◆ EXERCISE OBJECTIVE ◆
Determine which lines of the records include the word "JSON", and copy them.

Data records for software interfaces
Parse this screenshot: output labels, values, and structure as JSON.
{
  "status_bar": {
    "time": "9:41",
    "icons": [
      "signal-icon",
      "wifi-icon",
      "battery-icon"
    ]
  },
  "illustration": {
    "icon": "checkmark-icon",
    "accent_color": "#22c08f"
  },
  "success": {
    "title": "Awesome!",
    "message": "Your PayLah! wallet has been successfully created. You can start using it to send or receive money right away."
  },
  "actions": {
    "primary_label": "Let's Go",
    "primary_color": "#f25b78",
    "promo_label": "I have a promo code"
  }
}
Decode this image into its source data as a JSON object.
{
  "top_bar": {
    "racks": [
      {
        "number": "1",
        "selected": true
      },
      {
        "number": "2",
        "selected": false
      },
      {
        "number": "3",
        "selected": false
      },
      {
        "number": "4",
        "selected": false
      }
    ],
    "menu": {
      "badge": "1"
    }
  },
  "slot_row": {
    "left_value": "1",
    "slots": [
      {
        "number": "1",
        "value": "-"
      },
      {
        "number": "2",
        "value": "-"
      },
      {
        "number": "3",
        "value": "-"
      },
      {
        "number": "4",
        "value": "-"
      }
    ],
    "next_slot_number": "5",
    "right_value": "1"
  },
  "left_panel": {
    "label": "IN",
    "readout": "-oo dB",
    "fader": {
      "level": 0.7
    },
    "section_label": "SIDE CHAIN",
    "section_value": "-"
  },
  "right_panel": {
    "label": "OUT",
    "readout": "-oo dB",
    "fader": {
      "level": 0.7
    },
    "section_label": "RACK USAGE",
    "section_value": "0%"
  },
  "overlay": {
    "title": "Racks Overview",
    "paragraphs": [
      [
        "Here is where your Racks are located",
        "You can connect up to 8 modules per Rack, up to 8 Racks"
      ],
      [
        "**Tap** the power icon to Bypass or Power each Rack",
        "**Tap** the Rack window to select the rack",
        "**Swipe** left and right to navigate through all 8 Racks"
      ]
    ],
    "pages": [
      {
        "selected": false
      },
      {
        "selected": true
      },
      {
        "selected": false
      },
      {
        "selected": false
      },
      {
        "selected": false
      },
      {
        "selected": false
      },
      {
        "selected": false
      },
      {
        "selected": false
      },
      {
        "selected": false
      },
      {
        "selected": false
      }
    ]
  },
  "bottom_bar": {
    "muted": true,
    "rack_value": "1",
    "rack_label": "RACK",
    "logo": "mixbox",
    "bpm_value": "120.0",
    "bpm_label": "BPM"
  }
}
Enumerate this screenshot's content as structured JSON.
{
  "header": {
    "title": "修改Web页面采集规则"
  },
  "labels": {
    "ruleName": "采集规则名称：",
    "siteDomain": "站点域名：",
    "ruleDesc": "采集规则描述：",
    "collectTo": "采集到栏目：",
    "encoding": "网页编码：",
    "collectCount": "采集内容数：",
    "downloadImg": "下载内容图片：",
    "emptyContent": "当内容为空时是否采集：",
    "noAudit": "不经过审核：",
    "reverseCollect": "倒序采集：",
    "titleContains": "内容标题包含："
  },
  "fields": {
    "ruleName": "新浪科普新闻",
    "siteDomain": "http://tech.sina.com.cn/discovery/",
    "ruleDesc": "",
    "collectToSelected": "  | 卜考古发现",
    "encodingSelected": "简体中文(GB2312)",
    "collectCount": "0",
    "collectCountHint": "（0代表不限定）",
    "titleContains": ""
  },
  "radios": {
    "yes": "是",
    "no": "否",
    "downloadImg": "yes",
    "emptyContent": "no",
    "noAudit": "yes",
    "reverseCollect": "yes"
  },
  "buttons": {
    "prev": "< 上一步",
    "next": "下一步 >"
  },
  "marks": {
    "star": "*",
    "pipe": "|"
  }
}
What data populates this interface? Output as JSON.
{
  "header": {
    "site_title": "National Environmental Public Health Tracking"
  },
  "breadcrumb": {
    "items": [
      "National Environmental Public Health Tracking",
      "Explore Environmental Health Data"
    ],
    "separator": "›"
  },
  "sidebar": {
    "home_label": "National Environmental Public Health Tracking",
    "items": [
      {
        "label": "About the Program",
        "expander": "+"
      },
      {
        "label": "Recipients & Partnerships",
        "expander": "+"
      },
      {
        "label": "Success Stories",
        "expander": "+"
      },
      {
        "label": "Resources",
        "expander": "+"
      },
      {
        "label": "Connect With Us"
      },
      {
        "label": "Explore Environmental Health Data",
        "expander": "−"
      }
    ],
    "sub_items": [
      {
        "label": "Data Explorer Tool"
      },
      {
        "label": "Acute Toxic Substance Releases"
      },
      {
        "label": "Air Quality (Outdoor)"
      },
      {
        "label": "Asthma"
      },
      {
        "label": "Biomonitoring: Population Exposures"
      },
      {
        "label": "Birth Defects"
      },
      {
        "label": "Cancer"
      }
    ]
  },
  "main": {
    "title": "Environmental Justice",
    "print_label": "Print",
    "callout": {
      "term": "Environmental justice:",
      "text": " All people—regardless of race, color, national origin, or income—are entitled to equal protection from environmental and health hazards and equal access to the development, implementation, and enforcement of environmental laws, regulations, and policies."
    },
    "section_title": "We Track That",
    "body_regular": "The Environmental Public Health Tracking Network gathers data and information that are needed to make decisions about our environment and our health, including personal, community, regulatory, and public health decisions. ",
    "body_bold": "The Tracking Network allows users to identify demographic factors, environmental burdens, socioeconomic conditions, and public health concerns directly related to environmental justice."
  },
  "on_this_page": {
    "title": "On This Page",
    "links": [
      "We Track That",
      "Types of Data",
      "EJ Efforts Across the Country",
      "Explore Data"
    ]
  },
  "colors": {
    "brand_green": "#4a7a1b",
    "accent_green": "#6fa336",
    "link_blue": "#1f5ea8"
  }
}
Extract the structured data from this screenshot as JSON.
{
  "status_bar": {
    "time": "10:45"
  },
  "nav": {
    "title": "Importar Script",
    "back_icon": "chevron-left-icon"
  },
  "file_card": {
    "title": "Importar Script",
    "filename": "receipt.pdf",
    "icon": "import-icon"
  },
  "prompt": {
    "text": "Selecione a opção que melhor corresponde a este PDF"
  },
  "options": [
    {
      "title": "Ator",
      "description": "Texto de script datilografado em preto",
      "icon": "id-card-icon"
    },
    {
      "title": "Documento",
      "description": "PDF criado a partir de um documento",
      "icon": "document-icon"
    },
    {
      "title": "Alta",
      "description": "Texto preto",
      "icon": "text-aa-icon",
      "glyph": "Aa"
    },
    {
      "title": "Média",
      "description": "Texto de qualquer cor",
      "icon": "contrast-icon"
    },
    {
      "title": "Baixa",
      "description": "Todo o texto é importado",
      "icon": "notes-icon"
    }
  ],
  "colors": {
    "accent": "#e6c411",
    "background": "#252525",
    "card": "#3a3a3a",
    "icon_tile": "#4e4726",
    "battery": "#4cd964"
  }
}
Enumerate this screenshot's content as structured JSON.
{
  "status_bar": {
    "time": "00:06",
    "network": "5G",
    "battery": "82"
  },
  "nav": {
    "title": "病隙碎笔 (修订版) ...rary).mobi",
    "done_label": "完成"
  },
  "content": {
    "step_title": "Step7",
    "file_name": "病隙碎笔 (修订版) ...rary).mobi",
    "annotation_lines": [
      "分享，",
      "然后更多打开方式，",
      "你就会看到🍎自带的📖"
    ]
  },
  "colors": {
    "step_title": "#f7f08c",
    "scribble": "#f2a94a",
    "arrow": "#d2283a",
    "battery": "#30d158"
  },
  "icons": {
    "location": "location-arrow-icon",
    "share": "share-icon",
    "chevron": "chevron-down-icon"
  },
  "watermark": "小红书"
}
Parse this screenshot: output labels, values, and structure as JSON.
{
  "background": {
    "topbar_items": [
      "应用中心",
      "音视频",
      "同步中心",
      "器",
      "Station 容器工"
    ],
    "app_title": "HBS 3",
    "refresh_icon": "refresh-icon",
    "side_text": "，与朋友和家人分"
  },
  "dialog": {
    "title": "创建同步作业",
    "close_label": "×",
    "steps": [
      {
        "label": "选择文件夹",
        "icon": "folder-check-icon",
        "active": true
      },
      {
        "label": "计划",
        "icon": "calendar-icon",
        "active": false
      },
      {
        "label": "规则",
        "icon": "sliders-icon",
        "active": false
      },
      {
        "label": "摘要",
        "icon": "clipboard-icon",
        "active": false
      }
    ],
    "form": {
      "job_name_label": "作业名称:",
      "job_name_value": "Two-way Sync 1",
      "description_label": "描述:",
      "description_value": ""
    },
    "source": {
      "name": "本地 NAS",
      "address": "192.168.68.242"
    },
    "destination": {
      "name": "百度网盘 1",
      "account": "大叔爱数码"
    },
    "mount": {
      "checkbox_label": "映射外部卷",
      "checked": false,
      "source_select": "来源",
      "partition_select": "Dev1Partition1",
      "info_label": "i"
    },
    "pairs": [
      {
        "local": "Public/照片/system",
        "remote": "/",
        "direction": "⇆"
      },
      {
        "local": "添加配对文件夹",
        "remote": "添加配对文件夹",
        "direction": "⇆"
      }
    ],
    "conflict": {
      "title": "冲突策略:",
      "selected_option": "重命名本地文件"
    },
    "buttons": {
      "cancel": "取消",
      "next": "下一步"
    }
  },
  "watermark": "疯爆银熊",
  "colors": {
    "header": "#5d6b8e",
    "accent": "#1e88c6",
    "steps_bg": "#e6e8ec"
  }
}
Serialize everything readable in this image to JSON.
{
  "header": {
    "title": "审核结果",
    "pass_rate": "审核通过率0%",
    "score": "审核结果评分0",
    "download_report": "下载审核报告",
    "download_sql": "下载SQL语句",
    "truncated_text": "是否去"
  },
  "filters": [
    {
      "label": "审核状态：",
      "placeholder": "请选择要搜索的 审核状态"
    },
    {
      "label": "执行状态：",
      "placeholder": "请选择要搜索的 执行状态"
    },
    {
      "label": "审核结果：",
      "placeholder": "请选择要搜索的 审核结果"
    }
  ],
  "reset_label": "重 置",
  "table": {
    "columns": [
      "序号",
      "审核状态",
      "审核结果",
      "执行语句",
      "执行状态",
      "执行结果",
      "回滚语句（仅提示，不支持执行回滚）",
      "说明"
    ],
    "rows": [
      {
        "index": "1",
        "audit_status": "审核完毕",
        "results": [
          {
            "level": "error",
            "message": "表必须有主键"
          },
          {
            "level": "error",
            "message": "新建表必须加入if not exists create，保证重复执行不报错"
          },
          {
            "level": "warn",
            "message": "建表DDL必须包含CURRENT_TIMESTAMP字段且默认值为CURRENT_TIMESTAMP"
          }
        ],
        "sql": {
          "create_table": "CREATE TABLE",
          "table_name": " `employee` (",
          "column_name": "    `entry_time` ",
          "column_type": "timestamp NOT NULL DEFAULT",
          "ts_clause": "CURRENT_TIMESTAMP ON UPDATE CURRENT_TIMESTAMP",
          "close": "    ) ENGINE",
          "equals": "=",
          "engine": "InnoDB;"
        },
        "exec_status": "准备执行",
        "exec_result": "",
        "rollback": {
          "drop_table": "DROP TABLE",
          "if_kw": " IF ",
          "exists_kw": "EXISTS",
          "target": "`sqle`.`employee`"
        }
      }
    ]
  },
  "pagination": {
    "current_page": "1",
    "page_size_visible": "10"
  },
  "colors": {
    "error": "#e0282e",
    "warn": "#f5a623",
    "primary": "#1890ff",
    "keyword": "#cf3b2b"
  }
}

◆ FINISHED TASK ◆
Parse this screenshot: output labels, values, and structure as JSON.
Decode this image into its source data as a JSON object.
Enumerate this screenshot's content as structured JSON.
What data populates this interface? Output as JSON.
Extract the structured data from this screenshot as JSON.
Enumerate this screenshot's content as structured JSON.
Parse this screenshot: output labels, values, and structure as JSON.
Serialize everything readable in this image to JSON.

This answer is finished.